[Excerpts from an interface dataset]

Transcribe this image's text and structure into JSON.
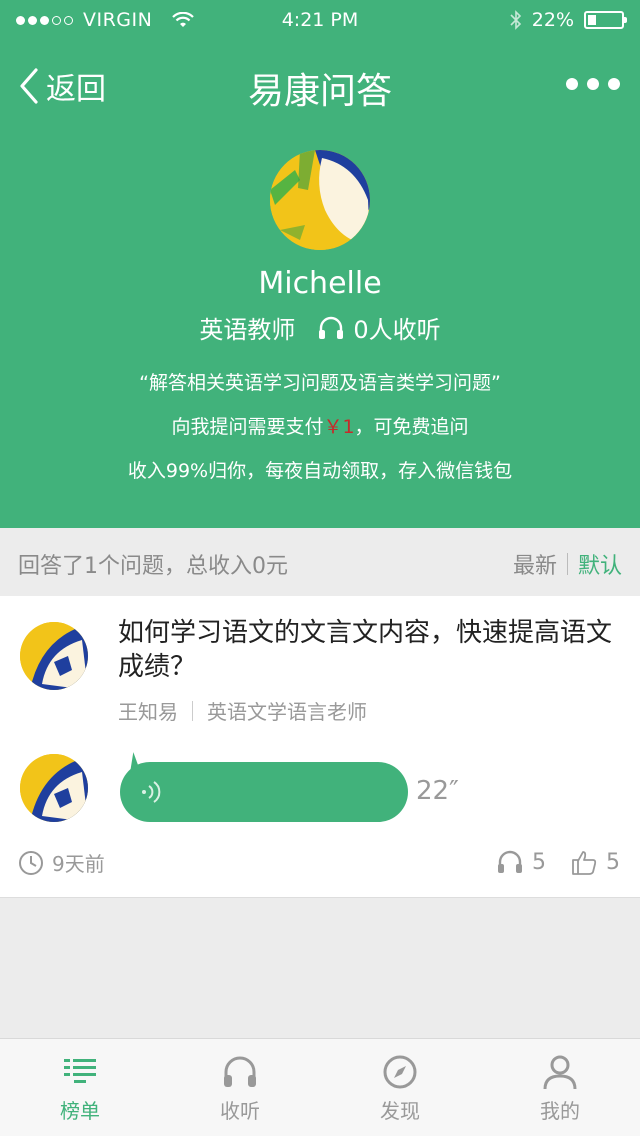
{
  "status_bar": {
    "carrier": "VIRGIN",
    "time": "4:21 PM",
    "battery": "22%",
    "battery_level": 0.22
  },
  "nav": {
    "back_label": "返回",
    "title": "易康问答"
  },
  "profile": {
    "name": "Michelle",
    "role": "英语教师",
    "listeners": "0人收听",
    "desc_line1": "“解答相关英语学习问题及语言类学习问题”",
    "desc_line2_pre": "向我提问需要支付",
    "desc_line2_price": "￥1",
    "desc_line2_post": "，可免费追问",
    "desc_line3": "收入99%归你，每夜自动领取，存入微信钱包"
  },
  "answers_bar": {
    "summary": "回答了1个问题，总收入0元",
    "sort_latest": "最新",
    "sort_default": "默认"
  },
  "question": {
    "text": "如何学习语文的文言文内容，快速提高语文成绩？",
    "asker": "王知易",
    "asker_title": "英语文学语言老师",
    "duration": "22″",
    "time_ago": "9天前",
    "listens": "5",
    "likes": "5"
  },
  "tabs": [
    {
      "label": "榜单"
    },
    {
      "label": "收听"
    },
    {
      "label": "发现"
    },
    {
      "label": "我的"
    }
  ],
  "colors": {
    "brand_green": "#41b27b",
    "price_red": "#c62b2b"
  }
}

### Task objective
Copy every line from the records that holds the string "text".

### Answer space
Transcribe this image's text and structure into JSON.
    "text": "如何学习语文的文言文内容，快速提高语文成绩？",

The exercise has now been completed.